At age 11, while other Jersey kids were playing ball up the block, Tony Aponte was treating his four siblings to pizzas in the family kitchen. More than three decades have passed since those days. Tony has found new digs. He's moved to Ohio to be closer to his three daughters. But he is still crafting pizzas, drawing on those childhood experiences and a greatly expanded palette of toppings and ingredients available at Aponte's Pizzeria, which was featured on The Food Network's Restaurant Impossible.
In the pies he makes now, house-made sauce, hand-tossed white or wheat dough, and fistfuls of whole-milk cheese support capicola, genoa salami, grilled peppers, and artichoke hearts. While pulling apart slices, guests at Aponte’s Pizzeria can drink from a full bar or glance up at five flat-screen TVs to check sports scores or see if the anchorman is still wearing their friendship bracelet. Sports photos and team insignias pepper the marinara-red walls, and the tables clatter with plates of subs and baked pastas.
Helmed by owner Freweini “Bella” Andemicael, Cafe Bella's menu rattles off hearty Mediterranean and Italian fare, along with authentic African Eritrean dishes available each Wednesday. Bella’s hummus teams up with pickled red peppers, feta cheese, and a warm pita ($7), and lentil and vegetable soup spices itself with mild curry ($2 for a cup, $4 for a bowl) on the dinner menu. Tortellini packed with bacon, mushrooms, and nutmeg receives a parmesan cream coating ($15), and a juicy fillet mignon ($27) and a plate of scallops paired with spinach, pesto, and goat cheese along with mashed potatoes and blackberry balsamic ($20) fight for space in your stomach.
Bruno's dough-tossers create pies topped with fresh ingredients underneath a corrugated metal ceiling accented by shiny exposed ducts and suspended pizza-shaped decorations. Start with Bruno's signature Bruno dough, deep-fried doughy dollops tossed in garlic butter and sprinkled with parmesan, before taking on a large 14-inch cheese-covered creation. The pizza, made from the same recipe used at sister store Bruno's in Oxford, dresses to impress in a fine three-piece Italian suit of golden-crusted dough, savory sauce, and gooey cheese.

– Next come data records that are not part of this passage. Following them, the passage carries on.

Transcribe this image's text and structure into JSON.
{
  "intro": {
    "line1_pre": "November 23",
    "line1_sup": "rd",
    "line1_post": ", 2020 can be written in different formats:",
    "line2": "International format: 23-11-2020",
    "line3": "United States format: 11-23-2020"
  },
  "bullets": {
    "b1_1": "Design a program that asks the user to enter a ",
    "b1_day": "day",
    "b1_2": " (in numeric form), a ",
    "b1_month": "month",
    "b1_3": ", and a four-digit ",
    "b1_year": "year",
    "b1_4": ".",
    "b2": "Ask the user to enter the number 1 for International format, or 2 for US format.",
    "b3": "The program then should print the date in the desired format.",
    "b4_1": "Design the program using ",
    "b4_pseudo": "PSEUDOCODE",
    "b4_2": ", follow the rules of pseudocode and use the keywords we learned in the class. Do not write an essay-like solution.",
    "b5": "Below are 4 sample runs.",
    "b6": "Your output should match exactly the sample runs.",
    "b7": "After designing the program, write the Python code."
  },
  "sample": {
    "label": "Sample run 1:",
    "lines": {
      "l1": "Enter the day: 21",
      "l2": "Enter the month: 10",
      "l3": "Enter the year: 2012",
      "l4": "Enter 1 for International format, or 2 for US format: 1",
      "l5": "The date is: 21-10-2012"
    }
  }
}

The kitcheneers at Fratelli's New York Style Pizzeria synthesize homemade sauces and freshly baked dough into adhesions of pizza and Italian fare. Peruse the menu for a specialty pie, such as a large Madison Square Garden, which is packed with green peppers, onions, black olives, and mushrooms ($18.95), or the New Yorker, which, like Manhattan, is densely populated with pepperoni, sausage, onion, and green peppers ($18.95 for a large). Fratelli's also nourishes noshers with hot dishes of cheese ravioli ($6.95) and hot sandwiches of meatball parmigiana ($6.55). Guests can thwart thirst by way of wine, beer, or stubborn determination.
Lucky Dog Grille's inviting environs serve up a menu of flavorful pub fare in comfortable noshing quarters for the whole family. Their plump, aromatic Big Dog wings send tongues aflutter, being slathered in one of your choice of 14 sauces and served with a side of palate-cooling ranch or blue cheese sauce ($5.49 for an order of six, $10.49 for 12, $15.99 for 18). Sample the lightly breaded fried pickles, golden brown and sidekicked with ranch ($5.49), or prove the conservative cheese forecast wrong with crispy, skin-on potato skin flats ($6.99). A host of handy handhelds like the spicy feta wrap ($7.99) and BBQ bacon steak Philly sandwich ($8.99) are equally capable of quelling vicious hunger pangs, or doubling as makeshift melee weapons during unexpected Plesiosaur attacks.
Geeter’s Bar & Grill inspires glum appetites with a delicious smorgasbord of bar-style burgers, sandwiches, and wings. Cheer up your food-craver with a serving of loaded potato skins stuffed with cheddar jack cheese, bacon bits, and a generous dollop of sour cream ($7.25) as you view the game of your preference on one of the bar’s 25 large-screen televisions. Then, sample a half-dozen hawg wings crafted from the tenderest cuts of bone-in pork, deep-fried, grilled, and drowned in Jamaican jerk barbecue sauce ($5.95). A battered Atlantic cod sandwich, consisting of crispy-fried, panko-breaded cod hidden within a kaiser roll’s tartar-sauced inner sanctum ($7.95), silences stomach growls, as does The Big Patterson, a smallness-challenged burger loaded with a half-pound patty of Angus beef ($7.25), or veggie supreme pizza ($14.95). Conclude a whirlwind eating excursion with a hefty helping of the day’s dessert choices.